Med-P graduate Emily Oulousian, a Conservatoire de musique de Montréal trained concert pianist, said she was motivated to study medicine at age five, “My father suffered a severe heart attack, and underwent a quintuple bypass operation. We nearly lost him. That experience changed my perspective on what I wanted to achieve in life. I wanted to give back what my father and my family were so lucky to receive. That is the root of my desire to become a doctor, a desire that has not waned over the years.” Emily, who is studying in Montreal, admits she is daunted by the sheer amount of knowledge she and her colleagues need to process, but said, “if the pandemic taught us one thing it is: ‘Ça va bien aller.’”
Words of wisdom from the Dean
Dean Eidelman, a McGill MDCM graduate himself, passed on three pieces of wisdom, which he hopes will serve the Class of 2024 well throughout medical school and their careers:

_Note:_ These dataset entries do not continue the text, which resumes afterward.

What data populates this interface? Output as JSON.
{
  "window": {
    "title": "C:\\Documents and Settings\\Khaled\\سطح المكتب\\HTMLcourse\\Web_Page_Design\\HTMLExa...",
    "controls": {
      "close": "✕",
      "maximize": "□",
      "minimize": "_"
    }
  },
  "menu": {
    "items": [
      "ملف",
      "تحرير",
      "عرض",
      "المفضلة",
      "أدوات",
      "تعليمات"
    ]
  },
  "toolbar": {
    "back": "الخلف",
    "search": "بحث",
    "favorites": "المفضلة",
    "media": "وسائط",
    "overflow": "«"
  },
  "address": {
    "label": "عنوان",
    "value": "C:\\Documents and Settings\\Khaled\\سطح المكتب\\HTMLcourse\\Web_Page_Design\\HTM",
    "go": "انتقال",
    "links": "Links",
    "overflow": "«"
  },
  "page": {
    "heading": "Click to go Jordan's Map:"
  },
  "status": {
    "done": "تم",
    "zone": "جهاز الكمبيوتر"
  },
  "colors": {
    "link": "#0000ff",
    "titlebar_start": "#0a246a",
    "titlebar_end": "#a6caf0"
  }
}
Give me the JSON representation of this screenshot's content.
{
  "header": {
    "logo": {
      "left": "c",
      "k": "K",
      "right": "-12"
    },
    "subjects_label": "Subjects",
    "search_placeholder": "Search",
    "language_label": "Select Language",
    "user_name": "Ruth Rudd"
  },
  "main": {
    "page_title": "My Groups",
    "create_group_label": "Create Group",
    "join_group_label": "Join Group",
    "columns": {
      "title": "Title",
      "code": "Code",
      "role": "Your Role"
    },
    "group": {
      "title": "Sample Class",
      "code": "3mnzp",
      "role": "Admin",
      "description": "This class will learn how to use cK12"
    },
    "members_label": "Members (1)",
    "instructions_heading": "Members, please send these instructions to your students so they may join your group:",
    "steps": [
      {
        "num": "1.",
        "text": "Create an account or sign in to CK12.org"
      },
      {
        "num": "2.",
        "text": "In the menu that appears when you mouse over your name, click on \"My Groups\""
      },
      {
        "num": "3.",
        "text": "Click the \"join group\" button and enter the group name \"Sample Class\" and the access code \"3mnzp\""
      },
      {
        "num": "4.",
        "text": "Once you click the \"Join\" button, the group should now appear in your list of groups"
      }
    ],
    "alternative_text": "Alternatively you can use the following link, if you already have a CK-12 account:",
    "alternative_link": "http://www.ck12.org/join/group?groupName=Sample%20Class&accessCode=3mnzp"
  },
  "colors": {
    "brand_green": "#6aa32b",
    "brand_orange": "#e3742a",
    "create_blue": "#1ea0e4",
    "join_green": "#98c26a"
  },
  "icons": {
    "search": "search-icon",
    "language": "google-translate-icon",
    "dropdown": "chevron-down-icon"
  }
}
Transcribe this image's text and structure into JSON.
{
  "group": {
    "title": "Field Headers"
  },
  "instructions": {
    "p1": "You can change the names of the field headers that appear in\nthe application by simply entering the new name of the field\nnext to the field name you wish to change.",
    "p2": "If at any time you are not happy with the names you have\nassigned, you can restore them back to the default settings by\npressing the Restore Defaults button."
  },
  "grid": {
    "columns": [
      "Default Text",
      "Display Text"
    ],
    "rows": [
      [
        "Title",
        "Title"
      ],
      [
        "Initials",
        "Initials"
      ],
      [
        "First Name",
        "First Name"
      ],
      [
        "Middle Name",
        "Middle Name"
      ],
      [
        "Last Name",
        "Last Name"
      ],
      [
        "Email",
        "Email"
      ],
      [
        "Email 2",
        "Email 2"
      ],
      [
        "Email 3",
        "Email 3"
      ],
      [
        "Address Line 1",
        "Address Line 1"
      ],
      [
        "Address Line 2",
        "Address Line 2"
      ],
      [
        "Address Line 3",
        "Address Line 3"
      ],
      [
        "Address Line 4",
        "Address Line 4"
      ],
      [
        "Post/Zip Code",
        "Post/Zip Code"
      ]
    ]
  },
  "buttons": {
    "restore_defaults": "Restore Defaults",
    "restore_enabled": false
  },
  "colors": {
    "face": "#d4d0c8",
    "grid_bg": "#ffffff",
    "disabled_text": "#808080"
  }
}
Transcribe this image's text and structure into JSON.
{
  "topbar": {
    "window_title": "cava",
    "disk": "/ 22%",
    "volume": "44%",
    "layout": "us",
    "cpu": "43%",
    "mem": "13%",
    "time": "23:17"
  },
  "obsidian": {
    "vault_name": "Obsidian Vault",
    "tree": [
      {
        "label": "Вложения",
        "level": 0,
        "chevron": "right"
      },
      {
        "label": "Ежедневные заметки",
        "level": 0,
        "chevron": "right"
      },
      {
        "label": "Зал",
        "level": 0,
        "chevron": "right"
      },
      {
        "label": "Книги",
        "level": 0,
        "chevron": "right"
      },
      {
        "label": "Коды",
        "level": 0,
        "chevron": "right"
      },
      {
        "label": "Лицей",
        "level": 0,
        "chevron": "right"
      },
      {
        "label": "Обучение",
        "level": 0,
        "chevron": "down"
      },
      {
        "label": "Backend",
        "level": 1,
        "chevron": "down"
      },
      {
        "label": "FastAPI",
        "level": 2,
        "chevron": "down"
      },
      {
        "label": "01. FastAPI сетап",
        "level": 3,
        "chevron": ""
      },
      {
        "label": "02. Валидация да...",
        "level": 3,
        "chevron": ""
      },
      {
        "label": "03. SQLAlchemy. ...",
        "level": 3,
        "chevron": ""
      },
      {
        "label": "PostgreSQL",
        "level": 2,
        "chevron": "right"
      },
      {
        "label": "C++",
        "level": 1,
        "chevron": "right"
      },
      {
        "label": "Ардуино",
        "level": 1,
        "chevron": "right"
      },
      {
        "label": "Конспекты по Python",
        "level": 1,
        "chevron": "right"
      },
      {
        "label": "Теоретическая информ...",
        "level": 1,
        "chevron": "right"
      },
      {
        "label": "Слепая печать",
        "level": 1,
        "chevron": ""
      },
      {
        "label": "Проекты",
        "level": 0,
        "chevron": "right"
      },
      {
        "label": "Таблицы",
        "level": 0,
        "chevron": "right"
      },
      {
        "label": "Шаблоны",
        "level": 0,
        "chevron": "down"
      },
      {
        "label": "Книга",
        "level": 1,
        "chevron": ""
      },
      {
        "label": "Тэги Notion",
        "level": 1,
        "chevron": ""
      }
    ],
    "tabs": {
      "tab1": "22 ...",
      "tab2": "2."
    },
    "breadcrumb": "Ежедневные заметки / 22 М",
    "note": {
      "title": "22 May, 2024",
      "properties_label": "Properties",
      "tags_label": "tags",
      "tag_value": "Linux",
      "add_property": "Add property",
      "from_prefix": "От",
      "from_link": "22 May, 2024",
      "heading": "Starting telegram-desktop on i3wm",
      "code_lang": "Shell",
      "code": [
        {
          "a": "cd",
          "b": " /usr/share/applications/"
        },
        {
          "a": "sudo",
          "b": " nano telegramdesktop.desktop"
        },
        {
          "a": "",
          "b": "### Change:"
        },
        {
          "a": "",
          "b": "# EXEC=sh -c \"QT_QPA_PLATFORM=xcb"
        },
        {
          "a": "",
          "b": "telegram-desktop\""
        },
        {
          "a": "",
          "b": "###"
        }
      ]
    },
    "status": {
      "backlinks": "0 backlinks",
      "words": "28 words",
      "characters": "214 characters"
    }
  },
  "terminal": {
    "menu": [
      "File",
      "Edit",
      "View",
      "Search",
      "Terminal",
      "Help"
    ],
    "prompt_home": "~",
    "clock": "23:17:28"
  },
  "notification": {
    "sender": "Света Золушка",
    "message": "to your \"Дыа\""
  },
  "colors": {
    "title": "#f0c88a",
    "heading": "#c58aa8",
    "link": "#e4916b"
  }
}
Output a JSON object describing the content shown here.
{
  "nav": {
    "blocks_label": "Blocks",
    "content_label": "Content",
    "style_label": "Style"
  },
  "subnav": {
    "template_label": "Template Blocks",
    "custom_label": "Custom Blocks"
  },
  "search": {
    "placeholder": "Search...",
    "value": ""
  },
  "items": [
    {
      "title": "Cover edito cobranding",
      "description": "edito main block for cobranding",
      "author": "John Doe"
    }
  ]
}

“Be attentive. Truly excellent doctors, real healers, are those who listen to their patients and strive to understand their situation,” His advice: talk less, listen more.
“Be humble. Outstanding doctors are humbled by the task of mastering their profession and their accountability to their patients and society. You are embarking on a journey of lifelong learning. It’s thrilling, it’s a privilege, and it’s a humbling responsibility. Stay humble, always.”
The teams in the Undergraduate Medical Education Office, both in Montreal and Outaouais, are commended for their hard work in transforming the Orientation session to an online event. It takes months of planning and many meetings to line up the speakers, topics and presentations. Plus, planning all of this while working from home adds another layer of complexity as you can’t merely drop by someone’s office to confirm participation or ask a quick question. Thanks to the joint efforts of the UGME team on both campuses, students received the vital information they needed to start their medical education off right.
During orientation week, the Gatineau team welcomed two cohorts of students: 24 future doctors in the MDMC Program and 16 who started the Medicine Preparatory Program, offered in partnership with UQO. The local media turned out for a meet and greet and a chance to meet the new students. A huge thank you to UQO, who hosted the regional orientation sessions.
August 28 2020